The panel also accepts the worker's evidence that she noticed the chipped tooth, the night of the injury and notified the WCB the next day. She also notified her dentist who subsequently submitted a Dentist Report. The panel finds that it is plausible that the trauma of the accident delayed her discovery of the broken tooth.
The worker's appeal on this issue is approved.
Issue 2: Whether the worker is entitled to benefits after November 2, 2016.
For the worker's appeal of this issue to be approved the panel must find on a balance of probabilities that the worker continued to sustain a loss of earning capacity and/or required medical aid benefits after November 2, 2016.
For the reasons that follow, the panel was not able to find, on a balance of probabilities, that the worker continued to sustain a loss of earning capacity or required medical aid benefits after November 2, 2016 as a result of the March 1, 2016 workplace injury.
The panel notes the worker had reported right sided symptoms resulting from this injury. The panel reviewed the medical information and notes that the first mention of right sided symptoms is more than one month after the workplace injury.
The Doctor First report, dated March 1, 2016, reported, in part lower back pain with superficial abrasions and some swelling right lumbar paraspinal muscle bony pain around L4S1 area. It noted ROM limited flexion, extension and lateral rotation due to pain.
The Physiotherapist Initial Assessment, dated March 3, 2016, noted in part:
• Complaints: Constant pain to lower back bilaterally, sharp feeling, radiates into buttock and L ankle with walking numbness to lateral calf and foot (longstanding). • Diagnosis: Acute L/S sprain/strain on chronic L/S disc herniations.
The Doctor Progress Report, March 29, 2016, reported, in part: that the worker was now noticing more pain around left hip and ordered an x-ray of the left hip. The x-ray indicated joint spaces well maintained and no osseous abnormalities evident.
The panel finds that it was not until the Physiotherapist Progress Report, of April 21, 2016 and Doctor First Report, of April 27, 2016, that right sided symptoms were noted.
The panel notes the delay in development of right sided symptoms for at least month, is not consistent with the immediate symptoms that would be expected from an acute event at work.
Based on our review of the medical evidence on the file, the panel finds that the compensable injury arising from the March 2016 accident was a low back contusion with non-specific pain.
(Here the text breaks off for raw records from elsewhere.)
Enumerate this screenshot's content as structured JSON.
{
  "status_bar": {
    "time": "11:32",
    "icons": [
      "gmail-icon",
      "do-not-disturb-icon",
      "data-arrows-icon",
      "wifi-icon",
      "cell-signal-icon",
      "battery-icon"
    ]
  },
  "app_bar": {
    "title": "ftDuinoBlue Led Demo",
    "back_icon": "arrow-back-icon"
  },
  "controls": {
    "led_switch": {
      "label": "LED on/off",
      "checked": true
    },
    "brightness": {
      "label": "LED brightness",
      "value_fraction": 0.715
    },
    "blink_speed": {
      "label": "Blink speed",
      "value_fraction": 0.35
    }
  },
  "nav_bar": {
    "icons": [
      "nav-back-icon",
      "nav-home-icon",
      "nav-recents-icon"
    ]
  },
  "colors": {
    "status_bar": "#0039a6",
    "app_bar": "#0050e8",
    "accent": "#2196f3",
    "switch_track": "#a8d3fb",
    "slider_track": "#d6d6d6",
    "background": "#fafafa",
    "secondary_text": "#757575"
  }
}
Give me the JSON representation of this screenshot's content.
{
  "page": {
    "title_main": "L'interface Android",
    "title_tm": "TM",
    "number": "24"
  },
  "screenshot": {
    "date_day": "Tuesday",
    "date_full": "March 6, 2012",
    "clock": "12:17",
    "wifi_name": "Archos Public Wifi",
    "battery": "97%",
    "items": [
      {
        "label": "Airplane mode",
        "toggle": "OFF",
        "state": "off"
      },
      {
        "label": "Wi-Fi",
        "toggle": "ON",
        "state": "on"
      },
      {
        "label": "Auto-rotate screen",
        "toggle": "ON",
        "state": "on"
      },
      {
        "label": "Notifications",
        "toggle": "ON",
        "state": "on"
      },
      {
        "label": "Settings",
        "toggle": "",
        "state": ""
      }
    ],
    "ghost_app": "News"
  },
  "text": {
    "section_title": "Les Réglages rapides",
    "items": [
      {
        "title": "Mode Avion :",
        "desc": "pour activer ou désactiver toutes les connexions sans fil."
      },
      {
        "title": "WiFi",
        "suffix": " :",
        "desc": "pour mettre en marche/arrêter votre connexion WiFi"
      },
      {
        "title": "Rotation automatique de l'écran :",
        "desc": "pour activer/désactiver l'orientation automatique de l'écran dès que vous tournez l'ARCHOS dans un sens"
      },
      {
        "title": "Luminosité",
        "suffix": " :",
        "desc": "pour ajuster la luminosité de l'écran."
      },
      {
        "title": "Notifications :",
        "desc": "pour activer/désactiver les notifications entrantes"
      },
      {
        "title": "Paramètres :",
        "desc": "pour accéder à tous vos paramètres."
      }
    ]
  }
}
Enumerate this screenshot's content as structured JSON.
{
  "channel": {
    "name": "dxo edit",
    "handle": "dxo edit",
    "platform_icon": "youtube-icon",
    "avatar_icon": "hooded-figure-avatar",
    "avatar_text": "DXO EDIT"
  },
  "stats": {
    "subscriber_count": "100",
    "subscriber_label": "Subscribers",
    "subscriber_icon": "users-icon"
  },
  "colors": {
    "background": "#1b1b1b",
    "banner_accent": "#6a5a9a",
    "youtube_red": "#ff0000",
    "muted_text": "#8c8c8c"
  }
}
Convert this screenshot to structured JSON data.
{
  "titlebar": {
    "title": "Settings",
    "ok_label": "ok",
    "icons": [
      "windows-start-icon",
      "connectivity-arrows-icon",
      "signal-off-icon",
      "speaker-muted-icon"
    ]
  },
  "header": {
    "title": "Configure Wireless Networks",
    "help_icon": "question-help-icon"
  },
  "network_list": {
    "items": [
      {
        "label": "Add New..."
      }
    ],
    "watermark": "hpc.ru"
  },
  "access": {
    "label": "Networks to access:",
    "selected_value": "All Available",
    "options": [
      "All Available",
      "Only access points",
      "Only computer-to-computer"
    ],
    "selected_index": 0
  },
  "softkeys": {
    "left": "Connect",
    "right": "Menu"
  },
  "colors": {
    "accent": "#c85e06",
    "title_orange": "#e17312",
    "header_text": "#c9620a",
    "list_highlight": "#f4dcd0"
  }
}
The panel finds that these symptoms had resolved by November 2016. While the worker relates her current right hip symptoms to the door hitting her at work, the panel is not able to relate these symptoms to the compensable incident.
The panel finds, on a balance of probabilities, that the worker is not entitled to wage loss benefits after November 2, 2016.
The worker's appeal of this issue is dismissed.
A. Scramstad, Presiding Officer
A. Finkel, Commissioner
S. Briscoe, Commissioner
Recording Secretary, J. Lee
A. Scramstad - Presiding Officer
(on behalf of the panel)
Signed at Winnipeg this 11th day of January, 2018